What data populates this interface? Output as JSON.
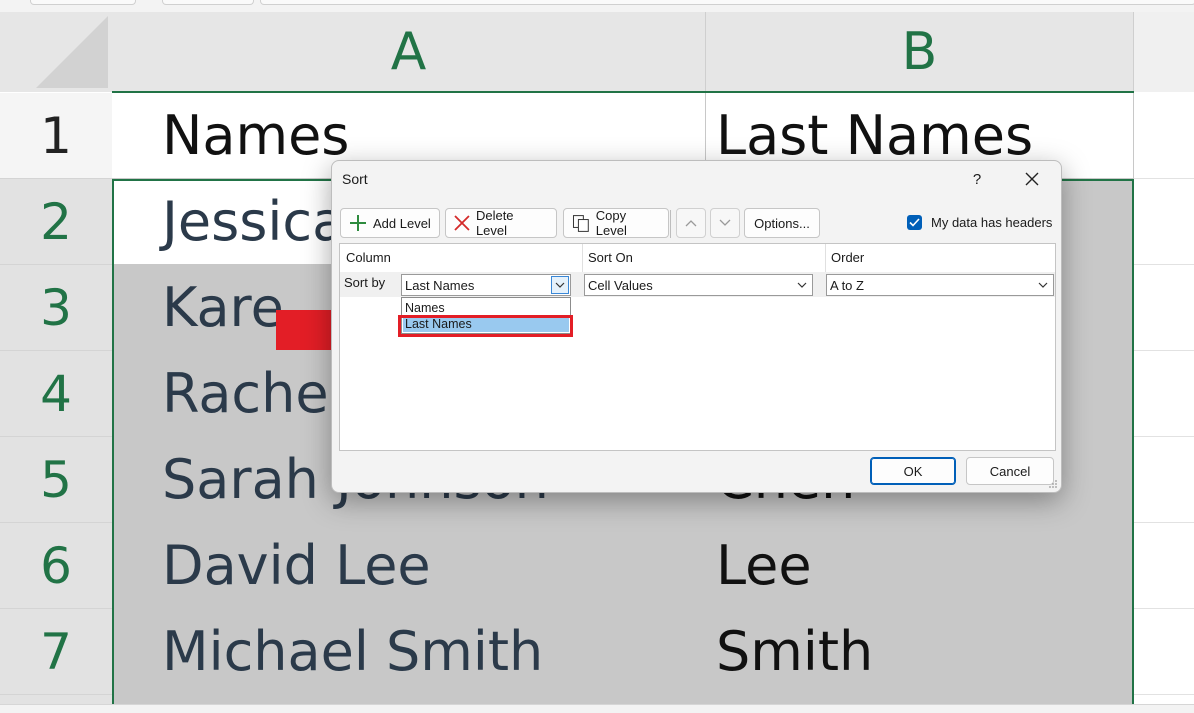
{
  "sheet": {
    "columns": [
      "A",
      "B"
    ],
    "rows": [
      {
        "num": "1",
        "a": "Names",
        "b": "Last Names"
      },
      {
        "num": "2",
        "a": "Jessica",
        "b": ""
      },
      {
        "num": "3",
        "a": "Kare",
        "b": ""
      },
      {
        "num": "4",
        "a": "Rachel",
        "b": ""
      },
      {
        "num": "5",
        "a": "Sarah Johnson",
        "b": "Chen"
      },
      {
        "num": "6",
        "a": "David Lee",
        "b": "Lee"
      },
      {
        "num": "7",
        "a": "Michael Smith",
        "b": "Smith"
      }
    ],
    "colors": {
      "accent": "#217346",
      "selection_fill": "#c8c8c8"
    }
  },
  "dialog": {
    "title": "Sort",
    "help": "?",
    "toolbar": {
      "add_level": "Add Level",
      "delete_level": "Delete Level",
      "copy_level": "Copy Level",
      "options": "Options...",
      "headers_checkbox": "My data has headers",
      "headers_checked": true
    },
    "grid": {
      "headers": {
        "column": "Column",
        "sort_on": "Sort On",
        "order": "Order"
      },
      "row": {
        "label": "Sort by",
        "column_value": "Last Names",
        "sort_on_value": "Cell Values",
        "order_value": "A to Z"
      },
      "dropdown_options": [
        "Names",
        "Last Names"
      ],
      "dropdown_selected": "Last Names"
    },
    "ok": "OK",
    "cancel": "Cancel"
  },
  "annotation": {
    "arrow_color": "#e31e26",
    "highlight_color": "#e31e26"
  }
}
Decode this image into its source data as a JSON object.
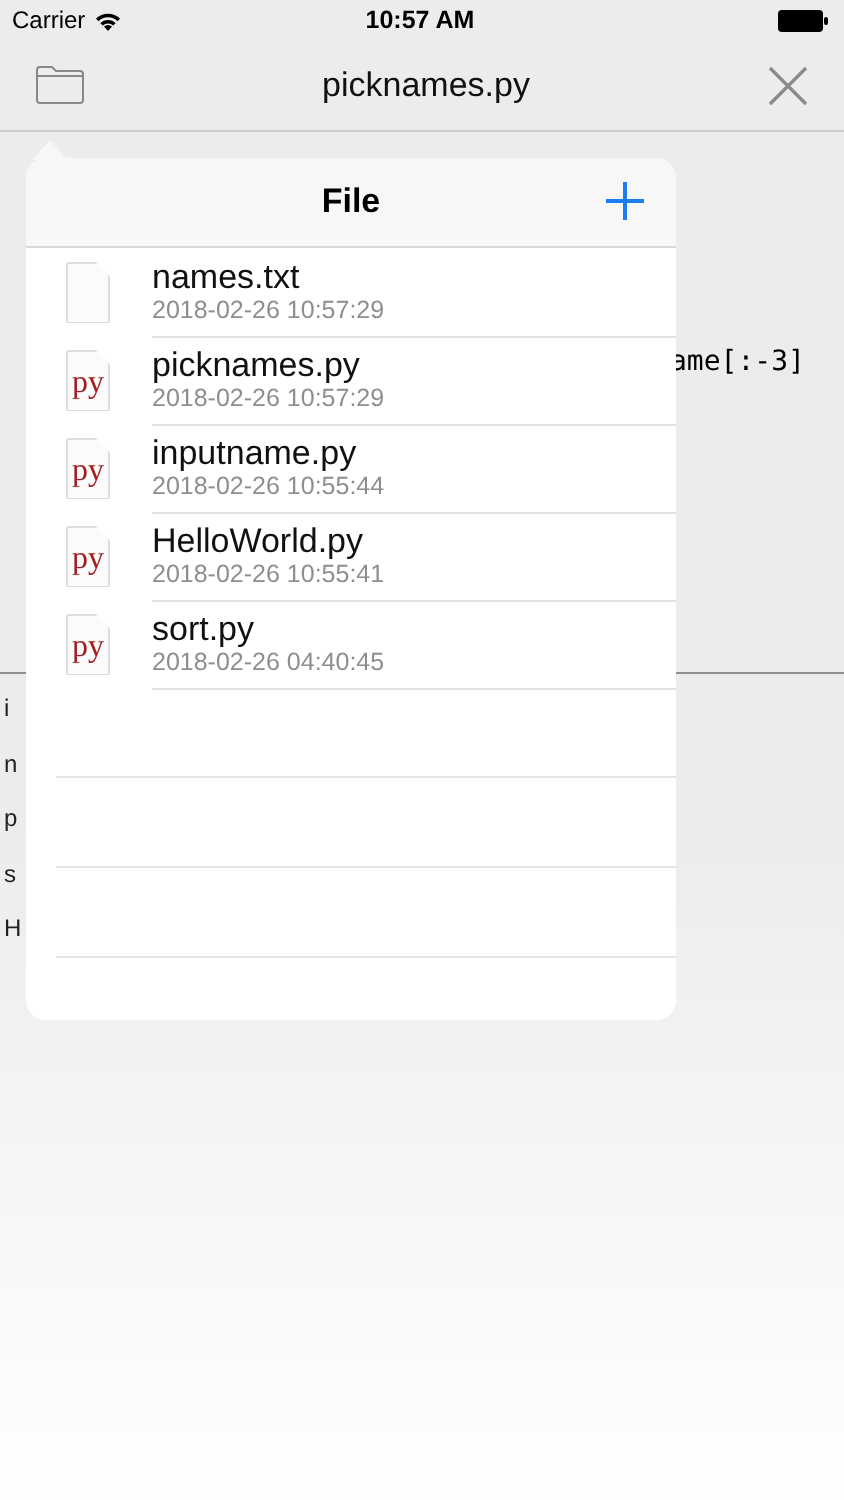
{
  "status_bar": {
    "carrier": "Carrier",
    "time": "10:57 AM"
  },
  "nav_bar": {
    "title": "picknames.py"
  },
  "editor": {
    "visible_code": [
      "ame[:-3]"
    ]
  },
  "console": {
    "lines": [
      "i",
      "n",
      "p",
      "s",
      "H"
    ]
  },
  "popover": {
    "title": "File",
    "files": [
      {
        "kind": "text",
        "name": "names.txt",
        "date": "2018-02-26 10:57:29"
      },
      {
        "kind": "python",
        "icon_label": "py",
        "name": "picknames.py",
        "date": "2018-02-26 10:57:29"
      },
      {
        "kind": "python",
        "icon_label": "py",
        "name": "inputname.py",
        "date": "2018-02-26 10:55:44"
      },
      {
        "kind": "python",
        "icon_label": "py",
        "name": "HelloWorld.py",
        "date": "2018-02-26 10:55:41"
      },
      {
        "kind": "python",
        "icon_label": "py",
        "name": "sort.py",
        "date": "2018-02-26 04:40:45"
      }
    ]
  }
}
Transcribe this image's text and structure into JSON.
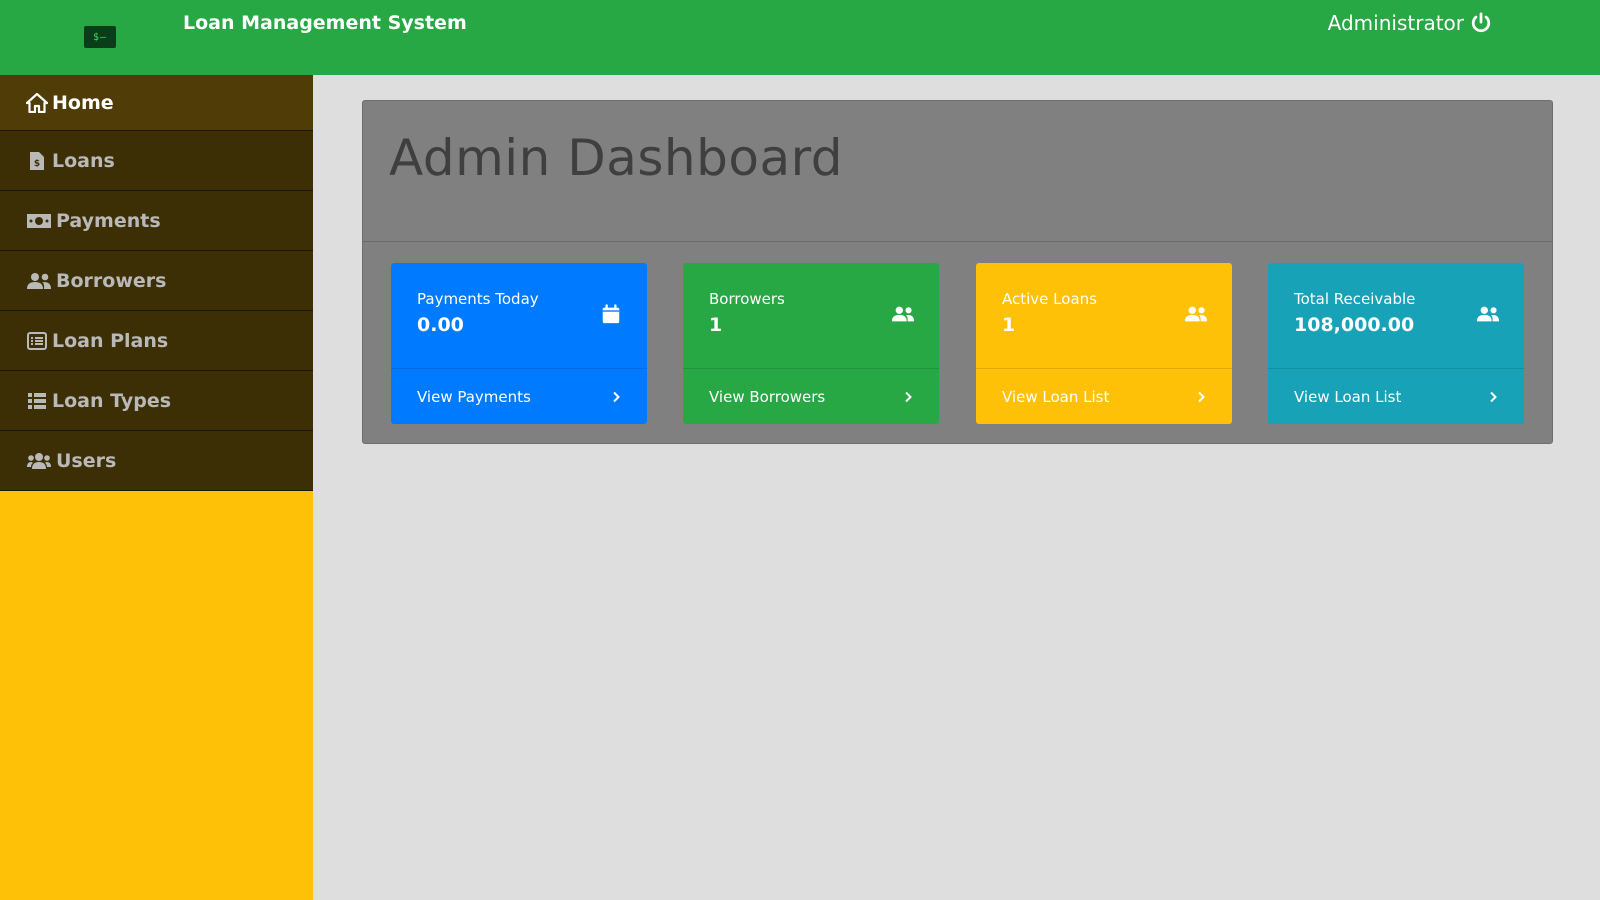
{
  "header": {
    "logo_text": "$",
    "title": "Loan Management System",
    "user": "Administrator"
  },
  "sidebar": {
    "items": [
      {
        "label": "Home",
        "icon": "home-icon",
        "active": true
      },
      {
        "label": "Loans",
        "icon": "file-invoice-dollar-icon"
      },
      {
        "label": "Payments",
        "icon": "money-bill-icon"
      },
      {
        "label": "Borrowers",
        "icon": "user-friends-icon"
      },
      {
        "label": "Loan Plans",
        "icon": "list-alt-icon"
      },
      {
        "label": "Loan Types",
        "icon": "th-list-icon"
      },
      {
        "label": "Users",
        "icon": "users-icon"
      }
    ]
  },
  "main": {
    "title": "Admin Dashboard",
    "cards": [
      {
        "label": "Payments Today",
        "value": "0.00",
        "link": "View Payments",
        "icon": "calendar-icon",
        "color": "#007bff"
      },
      {
        "label": "Borrowers",
        "value": "1",
        "link": "View Borrowers",
        "icon": "user-friends-icon",
        "color": "#28a745"
      },
      {
        "label": "Active Loans",
        "value": "1",
        "link": "View Loan List",
        "icon": "user-friends-icon",
        "color": "#ffc107"
      },
      {
        "label": "Total Receivable",
        "value": "108,000.00",
        "link": "View Loan List",
        "icon": "user-friends-icon",
        "color": "#17a2b8"
      }
    ]
  },
  "colors": {
    "header": "#28a745",
    "sidebar_bg": "#ffc107",
    "nav_item": "#3d2f05",
    "panel": "#808080",
    "page_bg": "#dedede"
  }
}
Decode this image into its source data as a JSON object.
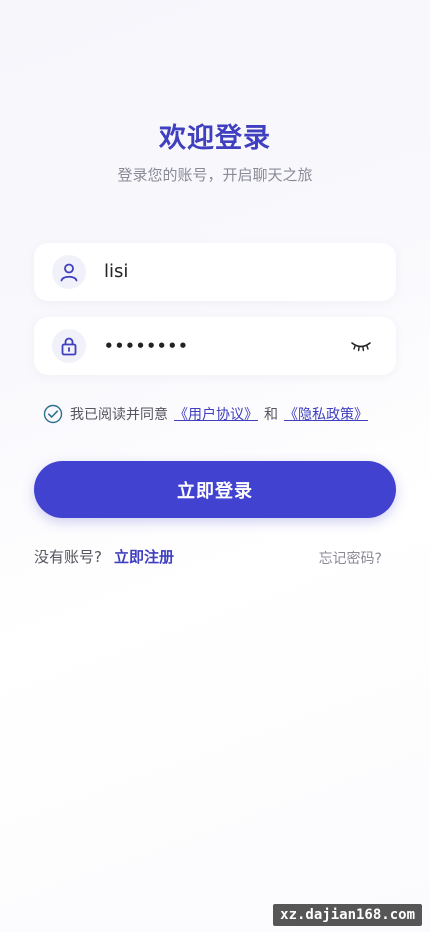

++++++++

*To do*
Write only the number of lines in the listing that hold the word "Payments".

*Your solution*
3